Rise of the Tank: Armoured Vehicles and their use in the First World War
Format: PDF / Kindle (mobi) / ePub
Rise of the Tank will be concentrated on the period of the development of the tank and its use in the First World War. This will appeal to those interested in new developments in war and those interested in the First World War generally. The book will be especially relevant due to the forthcoming centenary of the beginning of the war and for this reason it will be easy to promote the book as there will be a lot of media interest.
Using the resources of the Imperial War Museum, The National Archives and the Tank Museum, Rise of the Tank will have lots of information available on the development and use of the early tanks as well as personal reminiscences of those who fought in them.
The author, Michael Foley, has also collected a great deal of material from the period such as the First World War field service pocket book of a 2nd lieutenant of the 10th Tank Battalion and copies of various magazines of the period. He will have also be accessing First World War newspapers to find original and rare archive sources.
with fragments of the bullet in him for the rest of his life. The Guards were attacking at Ginchy. The idea was that they would clear the area for a cavalry attack. The area had very strong defences with the Triangle and Serpentine trenches well covered with large expanses of wire and a number of machine-guns. The tanks to support them were divided into three groups of three with another tank allotted to them to cover the flank. The tanks were lettered. The first group, tanks A, B and C were
we don’t know how far it can go. People have often laughed at new inventions in war. He went on to say that the origin of the tank lay in the armoured car. The machine-guns that were put on Rolls Royce chassis often ended up as rusting wrecks on the roadside after a few weeks and claimed that it was the failure of the armoured car that led to the invention of the tank. Pemberton obviously did not know of the success of armoured cars in other theatres of war. There was an obvious pleasure amongst
the greatest tactical advantage. Lieutenant Colonel Stern and Mr d’Eyncourt asked that the conference should consider the general use of tanks and gave examples. These were that the General Staff believed that tanks should be used to aid infantry and be able to keep up with them during an attack. The designers believed that they should in fact be used on the flanks of an attack over areas that had been less affected by shelling. They would also then not draw artillery fire onto the infantry.
Artillery. There was supposed to be French cavalry covering their retreat but instead German artillery and machine-guns appeared. As the Germans opened fire the first of the guns to come to grief was caused by the horses tethered to the gun taking fright and stampeding when the German shells landed overturning the gun. Many of the horses of the cavalry who were supposed to support the artillery also ran due to the German artillery fire. Despite this the men of L Battery and the dismounted

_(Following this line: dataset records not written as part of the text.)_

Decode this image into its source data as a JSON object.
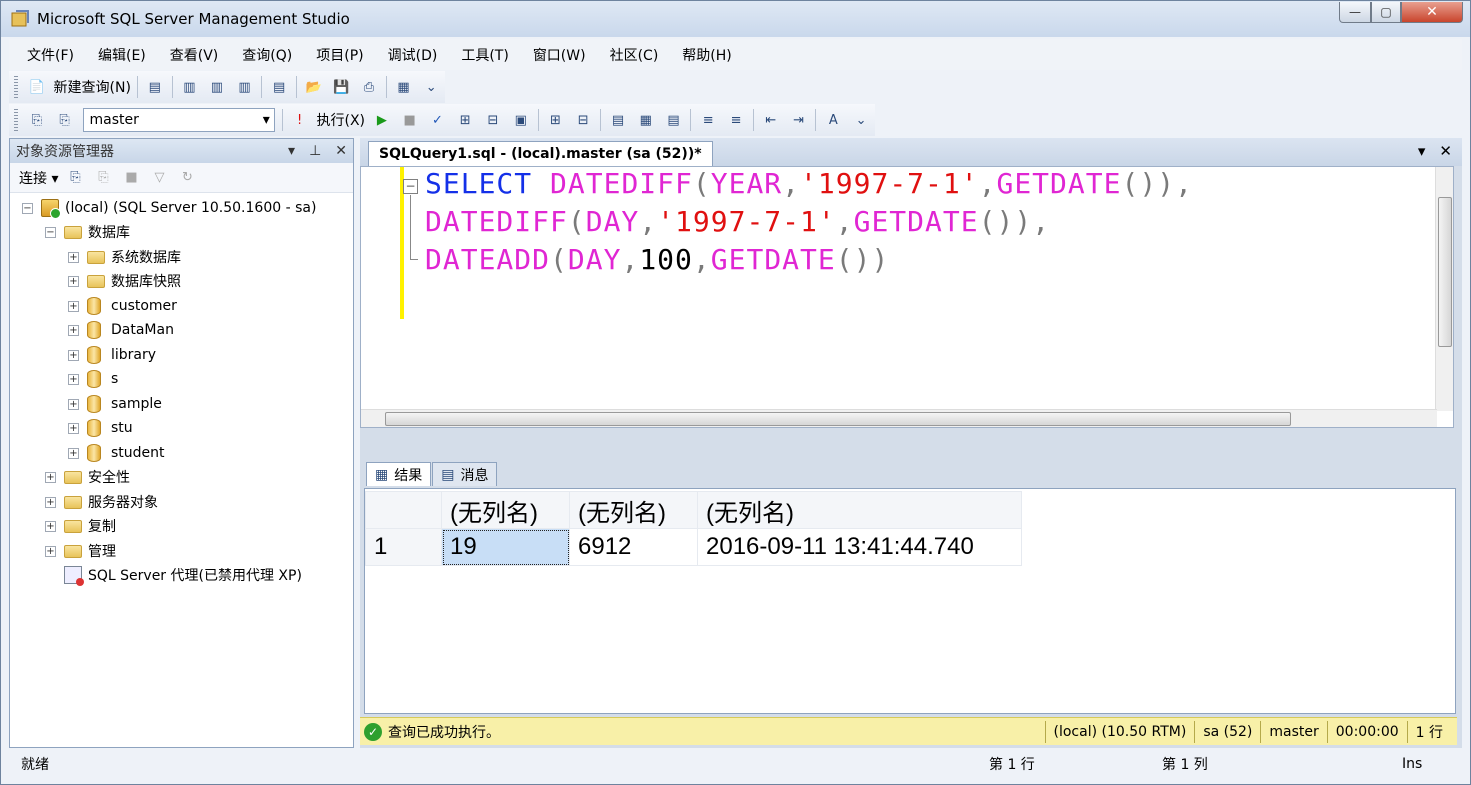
{
  "window": {
    "title": "Microsoft SQL Server Management Studio"
  },
  "menu": [
    "文件(F)",
    "编辑(E)",
    "查看(V)",
    "查询(Q)",
    "项目(P)",
    "调试(D)",
    "工具(T)",
    "窗口(W)",
    "社区(C)",
    "帮助(H)"
  ],
  "toolbar": {
    "new_query": "新建查询(N)",
    "database": "master",
    "execute": "执行(X)"
  },
  "object_explorer": {
    "title": "对象资源管理器",
    "connect": "连接",
    "server": "(local) (SQL Server 10.50.1600 - sa)",
    "databases_label": "数据库",
    "system_folders": [
      "系统数据库",
      "数据库快照"
    ],
    "databases": [
      "customer",
      "DataMan",
      "library",
      "s",
      "sample",
      "stu",
      "student"
    ],
    "server_folders": [
      "安全性",
      "服务器对象",
      "复制",
      "管理"
    ],
    "agent": "SQL Server 代理(已禁用代理 XP)"
  },
  "editor": {
    "tab": "SQLQuery1.sql - (local).master (sa (52))*",
    "lines": [
      "SELECT DATEDIFF(YEAR,'1997-7-1',GETDATE()),",
      "DATEDIFF(DAY,'1997-7-1',GETDATE()),",
      "DATEADD(DAY,100,GETDATE())"
    ]
  },
  "results": {
    "tabs": [
      "结果",
      "消息"
    ],
    "columns": [
      "(无列名)",
      "(无列名)",
      "(无列名)"
    ],
    "rows": [
      {
        "num": "1",
        "cells": [
          "19",
          "6912",
          "2016-09-11 13:41:44.740"
        ]
      }
    ]
  },
  "query_status": {
    "message": "查询已成功执行。",
    "server": "(local) (10.50 RTM)",
    "user": "sa (52)",
    "db": "master",
    "time": "00:00:00",
    "rows": "1 行"
  },
  "statusbar": {
    "ready": "就绪",
    "line": "第 1 行",
    "col": "第 1 列",
    "mode": "Ins"
  }
}
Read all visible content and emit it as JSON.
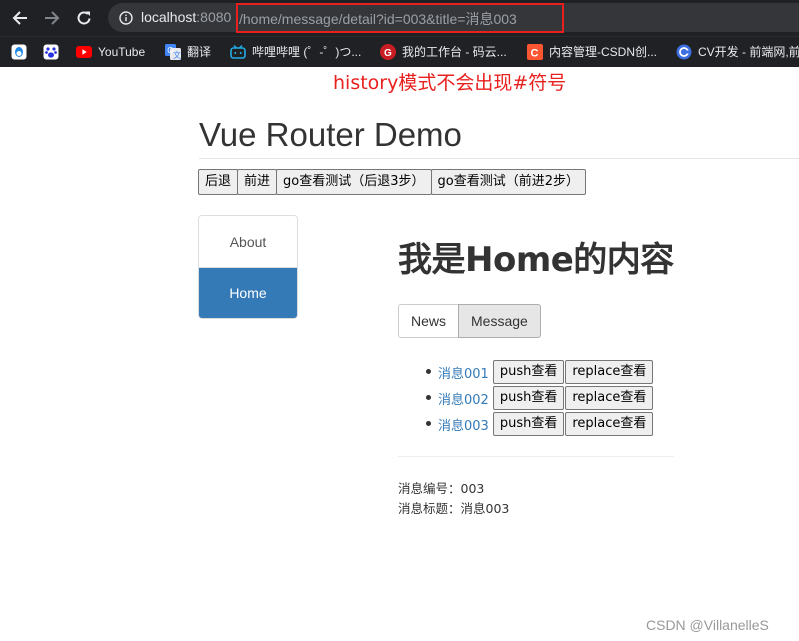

they had left. Two of them broke down before reaching the starting point, a number of others were destroyed and saw no action. Three German tanks did go forward but were unsupported by infantry who had not expected any tanks to be taking part. German defenders were also surprised by the sight of tanks and fired on their own machines as they tried to return. Meanwhile there was still German training taking place on a number of captured Mark IVs. These were now too slow compared with the faster